Instantly taking a shine to each other during a chance meeting backstage, the naivety of Thorson’s youth is accentuated at great length as a passionate yet dysfunctional relationship blossoms between the two. Confined by Liberace’s relentless defence of his sexuality within the public eye as he infamously continued to defy the tag of being ‘homosexual’ as well as the pressures of remaining pleasing on the eyes (enter Rob Lowe’s show-stealing and facially challenged plastic surgeon), Scott’s devotion to his famous counterpart proves as in vain as the business he is now immersed in.
‘Candelabra’ marks Soderbergh’s transition from the shallow objectification of men (Magic Mike) to ploughing deeper into the troubled complexities of male sexuality. Toeing the line between depicting Liberace as an outrageous consumer of colourful excess in a desperate bid to be content and win over a generous fan base yet capture the inner mean spirited diva that threatened to escape if his secret was revealed, the director handles the material impeccably without bias ever creeping in. Whilst not entirely original on the surface, the film offers equally deft insights into the superficiality that is forever associated within the world of entertainment as well as drawing modern day parallels by tapping into the attitudes of homosexuality within such a medium, an issue that sadly still lingers.
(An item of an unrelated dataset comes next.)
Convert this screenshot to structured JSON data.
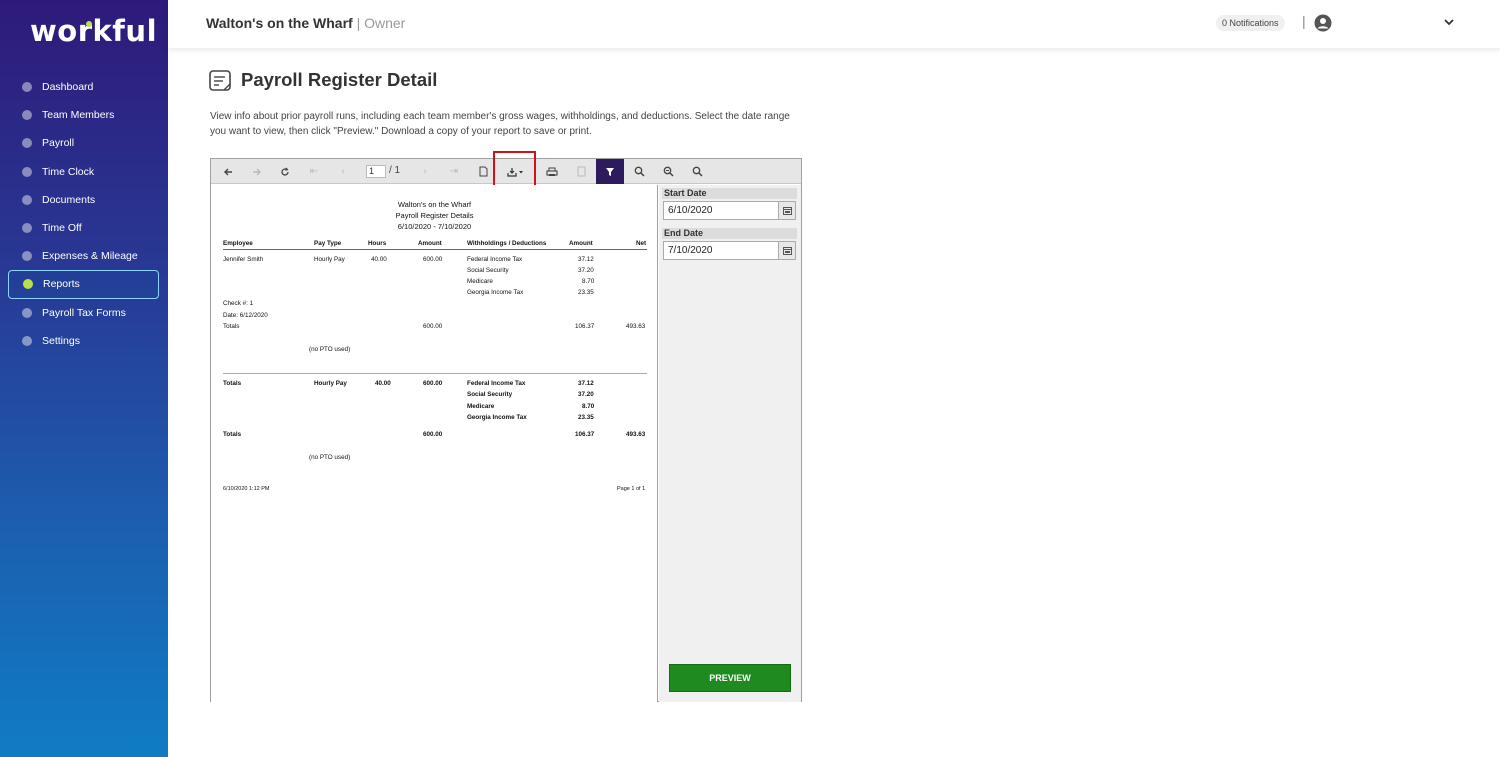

Brimming with sequins and an absurdly slick aesthetic, it’s an achievement that its A-list central partnership avoid being ’intoxicated’ by such a luxurious production and remain grounded in their portrayals. Admirably fearless, Damon and Douglas collectively and individually convince as the emotionally tortured pairing. Arguably giving career-best performances, Douglas is simply astonishing here, avoiding the trap of painting Liberace as a larger than life camp caricature and instead emerging for all his eccentricities as a sympathetic figure. Complimenting Douglas perfectly with an understated approach, Damon holds his own as Thorson in a wonderfully assured turn.
Shot with a stifling intimacy and as a result shedding the passiveness that has often plagued recent works of Soderbergh, ‘Behind The Candelabra’ is a fantastic and refreshingly frank biopic that is in turns poignant, hilarious but always entertaining.